Stroke aftercare

A stroke occurs due to an acute circulatory disorder of the brain. Causes are usually vascular calcification or blood clots from the heart. Due to typical vascular risk factors such as elevated blood pressure, abnormal blood lipids, high blood sugar, smoking or lack of exercise, strokes usually only occur at an older age and are the most common cause of permanent neurological disability. However, young people can also become victim of strokes, e.g. due to cardiac diseases, injuries to the brain supplying arteries or rare genetic diseases.

Consequences of a stroke are often fatal. Type and extent of the consequences of a stroke depend on the location and severity of the brain damage. It often comes to emotional disorders, spastic movement restrictions and paralysis as well as speech and language disorders. These consequential damages have an enormous influence on the quality of life of those affected. Activities such as using public transport or buying a ticket at a vending machine are often not possible anymore, even after 8 weeks of hospital and rehabilitation treatment. Therefore, it is all the more important that the therapy is continued in an ambulatory setting. However, with a strong focus on mastering day-to-day activities.

Neurologica, in cooperation with the med. Rücken-Center, designed a multi-professional treatment concept “Stroke aftercare compact”, with which an improvement in functionality and mobility in spastic paralysis and movement restrictions can be achieved.

The principal symptom is the sudden onset of a usually half-sided paralysis as well as sensory, visual and cognitive disturbances, dizziness and facial paralysis. A stroke, similar to a heart attack, is a medical emergency (even if there is usually no pain involved or symptoms recede by itself) and requires the immediate alerting of the emergency services. To rule out a cerebral haemorrhage, a computer tomography is always required. Specialised treatment centres (stroke units or stroke centres) try to restore cerebral circulation as quickly as possible (within a few hours, every minute counts!) or to limit the extent of the damage to the brain. Thereafter, intense rehabilitation treatment must be undergone in a specialised neuro-rehabilitation clinic. Treatments include physiotherapy, occupational therapy, speech therapy, neuropsychological training, measures for reintegration and prevention for recurrence of stroke. Medical conditions after stroke include chronic paralysis and disability, pain, and epileptic seizures.

Prevention of stroke is primarily possible through control of the above risk factors at an early stage and should preferably begin at adolescence. Migraine patients have a slightly increased risk of stroke, but the frequent auras practically never lead to permanent damage. However, when a migraine aura occurs for the first time, the distinction to a stroke is sometimes difficult to draw.

If a stroke or a TIA (transient ischemic attack) is suspected, immediate medical attention is absolutely necessary. Emergency services can be reached under tel. 144 or +41 44 387 39 99 (Hirslanden Klinik Zürich stroke emergency).

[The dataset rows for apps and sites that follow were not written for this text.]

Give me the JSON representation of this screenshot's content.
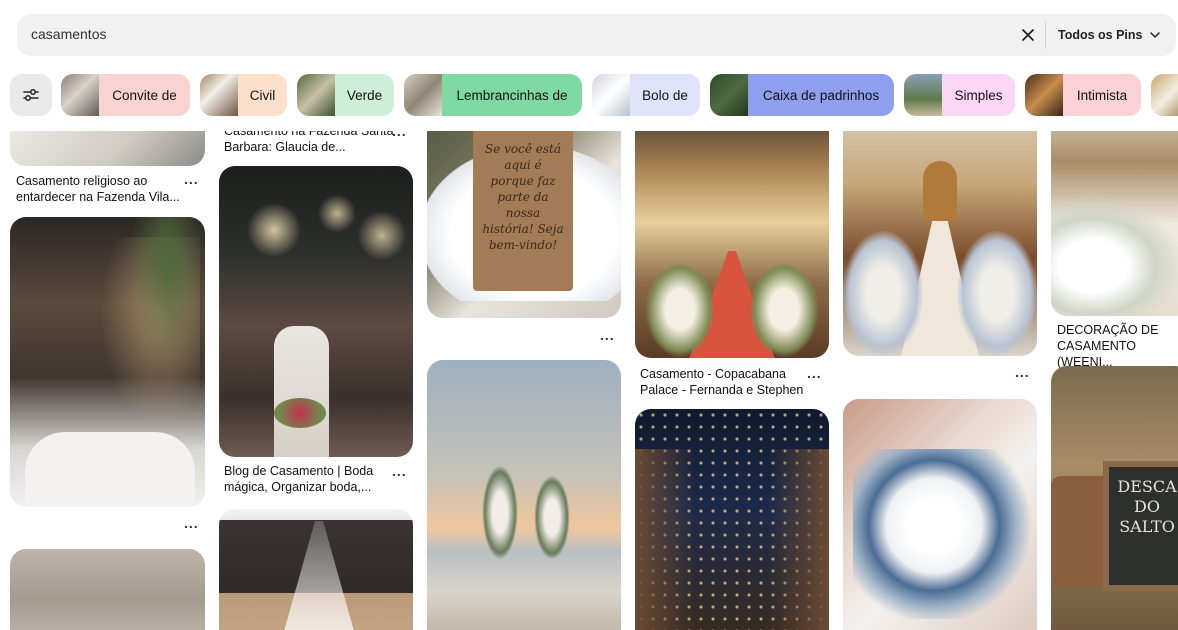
{
  "search": {
    "query": "casamentos",
    "pins_filter": "Todos os Pins"
  },
  "chips": [
    {
      "label": "Convite de",
      "bg": "#f9d3cf"
    },
    {
      "label": "Civil",
      "bg": "#fbe0cc"
    },
    {
      "label": "Verde",
      "bg": "#cdeed7"
    },
    {
      "label": "Lembrancinhas de",
      "bg": "#7ed9a3"
    },
    {
      "label": "Bolo de",
      "bg": "#dfe4fb"
    },
    {
      "label": "Caixa de padrinhos",
      "bg": "#8f9ff0"
    },
    {
      "label": "Simples",
      "bg": "#fbd7f5"
    },
    {
      "label": "Intimista",
      "bg": "#fbd0d6"
    }
  ],
  "pins": {
    "p1_caption": "Casamento religioso ao entardecer na Fazenda Vila...",
    "p2_caption": "Casamento na Fazenda Santa Barbara: Glaucia de...",
    "p3_caption": "Blog de Casamento | Boda mágica, Organizar boda,...",
    "p4_caption": "Casamento - Copacabana Palace - Fernanda e Stephen",
    "p5_caption": "DECORAÇÃO DE CASAMENTO (WEENI...",
    "more": "...",
    "card_sign_text": "Se você está aqui é porque faz parte da nossa história! Seja bem-vindo!",
    "chalk_sign_text": "DESCA DO SALTO"
  },
  "colors": {
    "search_bg": "#f1f1f1",
    "filter_bg": "#e9e9e9"
  }
}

Spasticity can occur as a result of a stroke. However, the causes of spasticity can also be, for example, multiple sclerosis or injury to the brain. Spasticity manifests itself in a persistent and uncontrollable tension of certain muscles. The limbs can become partially or completely immobilised. Spastic movement restriction is usually very painful.

The newly designed concept “Stroke aftercare compact”, which was developed by the Kopfwehzentrum Hirslanden in cooperation with the med. Rücken-Center, starts with the return of stroke patients from stationary rehabilitation treatment. We know from experience, that even after 8 weeks of hospital and rehabilitation clinic stay, patients are far from a complete recovery. At this stage, stroke patients can often walk again. However, moving independently in the city or getting things done that were previously taken for granted are often not yet possible. In addition, spastic movement restrictions can often only occur 6 months after the stroke.

What is the goal of “Stroke aftercare compact”?
The goal of “Stroke aftercare compact” is to bring those affected to the point where they can function again as previously, be it at work, with their family or during sports. Dead nerve cells cannot be revived. However, remaining nerve cells can reconnect via synapses. Learning and repeated practice under expert supervision is of great importance.

How does the therapy look like?
The therapy is put together individually and is based on the skills and needs of each patient. The aim is to return with the patients as close as possible to the level of ability they had before the stroke happened. This includes relearning and confronting them with all relevant everyday situations. However, this is only possible if the patients are in a stable condition. In a first step, it is therefore important to minimize the risk of a second stroke by adjusting the medication properly. In a second step, the skills of the patients are improved by training the mobility, stability, fitness, speed and strength in the environment, in which the patients move on a daily basis.

Who are we?
We are a team of neurologists as well as a physiotherapist and a chiropractor with many years of experience in the treatment of spasticity after stroke, multiple sclerosis, Parkinson’s disease and tumor. We offer our patients timely and high-quality treatment.

Do you have any questions?
Give us a call. We are happy to help.

+41 43 499 13 30